October 28th, 1861 AD (search for this): article 10
From Kentucky. fight with Gen. Zollicoffer--the enemy Advancing — News from Sandy, Ky.--necessity of preparation, &c. [Correspondence of the Richmond Dispatch.] Tazewell C. H., Va., Oct. 28, 1861. The following items of news I gather from M. L. Comann, who has just returned from Gen. Zollicoffer's camp, in Laurel county, Ky., some 65 miles from Cumberland Gap.--Gen. Zollicoffer took up his line of march from Cumberland Ford, on the 15th inst., and proceeded in the direction of Crab Orchard. During this march he had frequent skirmishes with the Union men on the road, who concealed themselves in brush on the road side. From the 15th to the 20th he lost some three or four men, and some two or three horses, killed by these Union-loving people. On Sunday, the 20th inst., the General came to a halt, finding the road completely blockaded by the falling timber. He sent out scouts, who reported the enemy, some three or four thousand strong, in their breastworks, som
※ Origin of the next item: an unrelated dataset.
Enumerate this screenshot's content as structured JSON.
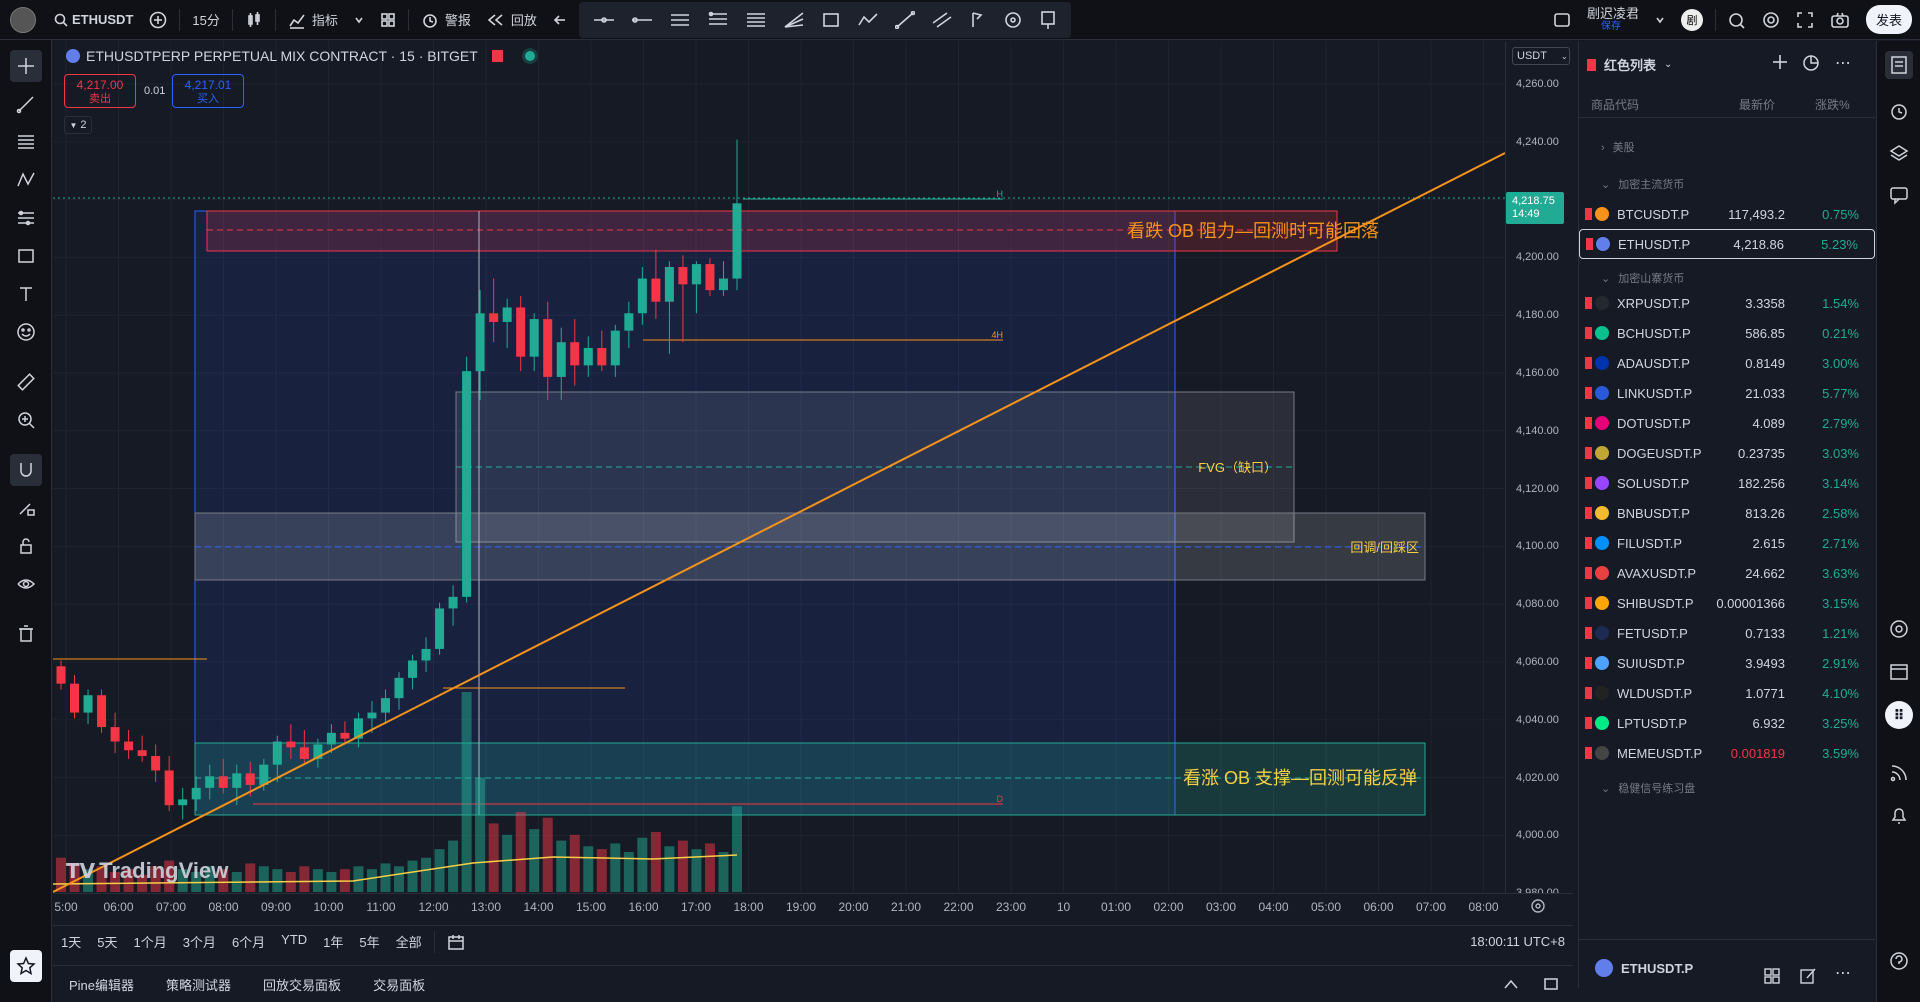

day, the 21st, when he advanced upon the enemy's breastworks, and commenced an attack upon them. The fight was kept up from 10 o'clock A. M. till 5 P. M. The attack was not a general one as only some two regiments of the General were engaged--Cols. Newman and Raines's Tennessee Volunteers. We tried by almost every means to get the enemy from behind their breastworks, but to no avail. When they would venture out, we would drive them back in double-quick time. Night came on, and Gen. Zollicoffrom Gen. Sydney Johnston, notifying him of the advance of some 20,000 upon Cumberland Gap. He immediately took up his march for the Gap, some forty-five or fifty miles. It is proper to state that we lost no commissioned officer. A brother of Col. Newman was killed while bravery charging upon the enemy's breastworks. The enemy's loss was supposed to be some 20 killed and a number wounded. One officer remarked, in the presence of Mr. Comann, that "Beauregard with 50,000 men could not take the
... 5 6 7 8 9 10 11 12 13 14 15 ...